╭──
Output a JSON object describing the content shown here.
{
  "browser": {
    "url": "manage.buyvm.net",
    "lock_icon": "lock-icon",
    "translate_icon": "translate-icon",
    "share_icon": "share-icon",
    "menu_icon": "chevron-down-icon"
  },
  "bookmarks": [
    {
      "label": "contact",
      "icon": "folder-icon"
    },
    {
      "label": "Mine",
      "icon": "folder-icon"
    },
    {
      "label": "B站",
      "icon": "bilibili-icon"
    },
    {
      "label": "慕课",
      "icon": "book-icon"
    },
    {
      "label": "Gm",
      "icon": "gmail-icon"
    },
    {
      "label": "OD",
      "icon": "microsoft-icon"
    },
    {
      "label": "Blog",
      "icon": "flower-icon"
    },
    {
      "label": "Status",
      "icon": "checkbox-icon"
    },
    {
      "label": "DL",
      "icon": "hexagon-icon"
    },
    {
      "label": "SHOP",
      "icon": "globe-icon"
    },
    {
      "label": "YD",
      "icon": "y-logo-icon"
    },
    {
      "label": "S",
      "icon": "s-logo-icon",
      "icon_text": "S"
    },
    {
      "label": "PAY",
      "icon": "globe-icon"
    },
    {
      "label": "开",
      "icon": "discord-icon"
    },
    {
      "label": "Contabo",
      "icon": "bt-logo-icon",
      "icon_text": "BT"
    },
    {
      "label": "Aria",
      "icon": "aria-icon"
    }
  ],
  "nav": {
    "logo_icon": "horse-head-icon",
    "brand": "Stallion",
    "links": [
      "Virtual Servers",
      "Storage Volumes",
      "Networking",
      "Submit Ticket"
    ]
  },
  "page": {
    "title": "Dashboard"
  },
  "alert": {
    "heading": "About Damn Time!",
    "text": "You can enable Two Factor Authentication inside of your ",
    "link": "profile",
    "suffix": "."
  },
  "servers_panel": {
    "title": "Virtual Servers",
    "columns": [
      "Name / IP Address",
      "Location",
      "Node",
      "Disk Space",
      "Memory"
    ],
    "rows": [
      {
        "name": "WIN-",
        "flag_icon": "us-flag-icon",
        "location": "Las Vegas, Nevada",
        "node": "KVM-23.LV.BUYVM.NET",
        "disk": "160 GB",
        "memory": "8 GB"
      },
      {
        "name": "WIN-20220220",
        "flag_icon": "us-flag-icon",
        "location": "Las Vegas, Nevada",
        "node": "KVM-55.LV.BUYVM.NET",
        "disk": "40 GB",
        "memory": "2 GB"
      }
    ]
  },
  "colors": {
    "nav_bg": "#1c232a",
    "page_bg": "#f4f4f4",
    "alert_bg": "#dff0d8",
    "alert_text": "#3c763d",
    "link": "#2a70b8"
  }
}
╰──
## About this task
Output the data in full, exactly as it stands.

## Solution to this problem
Output a JSON object describing the content shown here.
{
  "browser": {
    "url": "manage.buyvm.net",
    "lock_icon": "lock-icon",
    "translate_icon": "translate-icon",
    "share_icon": "share-icon",
    "menu_icon": "chevron-down-icon"
  },
  "bookmarks": [
    {
      "label": "contact",
      "icon": "folder-icon"
    },
    {
      "label": "Mine",
      "icon": "folder-icon"
    },
    {
      "label": "B站",
      "icon": "bilibili-icon"
    },
    {
      "label": "慕课",
      "icon": "book-icon"
    },
    {
      "label": "Gm",
      "icon": "gmail-icon"
    },
    {
      "label": "OD",
      "icon": "microsoft-icon"
    },
    {
      "label": "Blog",
      "icon": "flower-icon"
    },
    {
      "label": "Status",
      "icon": "checkbox-icon"
    },
    {
      "label": "DL",
      "icon": "hexagon-icon"
    },
    {
      "label": "SHOP",
      "icon": "globe-icon"
    },
    {
      "label": "YD",
      "icon": "y-logo-icon"
    },
    {
      "label": "S",
      "icon": "s-logo-icon",
      "icon_text": "S"
    },
    {
      "label": "PAY",
      "icon": "globe-icon"
    },
    {
      "label": "开",
      "icon": "discord-icon"
    },
    {
      "label": "Contabo",
      "icon": "bt-logo-icon",
      "icon_text": "BT"
    },
    {
      "label": "Aria",
      "icon": "aria-icon"
    }
  ],
  "nav": {
    "logo_icon": "horse-head-icon",
    "brand": "Stallion",
    "links": [
      "Virtual Servers",
      "Storage Volumes",
      "Networking",
      "Submit Ticket"
    ]
  },
  "page": {
    "title": "Dashboard"
  },
  "alert": {
    "heading": "About Damn Time!",
    "text": "You can enable Two Factor Authentication inside of your ",
    "link": "profile",
    "suffix": "."
  },
  "servers_panel": {
    "title": "Virtual Servers",
    "columns": [
      "Name / IP Address",
      "Location",
      "Node",
      "Disk Space",
      "Memory"
    ],
    "rows": [
      {
        "name": "WIN-",
        "flag_icon": "us-flag-icon",
        "location": "Las Vegas, Nevada",
        "node": "KVM-23.LV.BUYVM.NET",
        "disk": "160 GB",
        "memory": "8 GB"
      },
      {
        "name": "WIN-20220220",
        "flag_icon": "us-flag-icon",
        "location": "Las Vegas, Nevada",
        "node": "KVM-55.LV.BUYVM.NET",
        "disk": "40 GB",
        "memory": "2 GB"
      }
    ]
  },
  "colors": {
    "nav_bg": "#1c232a",
    "page_bg": "#f4f4f4",
    "alert_bg": "#dff0d8",
    "alert_text": "#3c763d",
    "link": "#2a70b8"
  }
}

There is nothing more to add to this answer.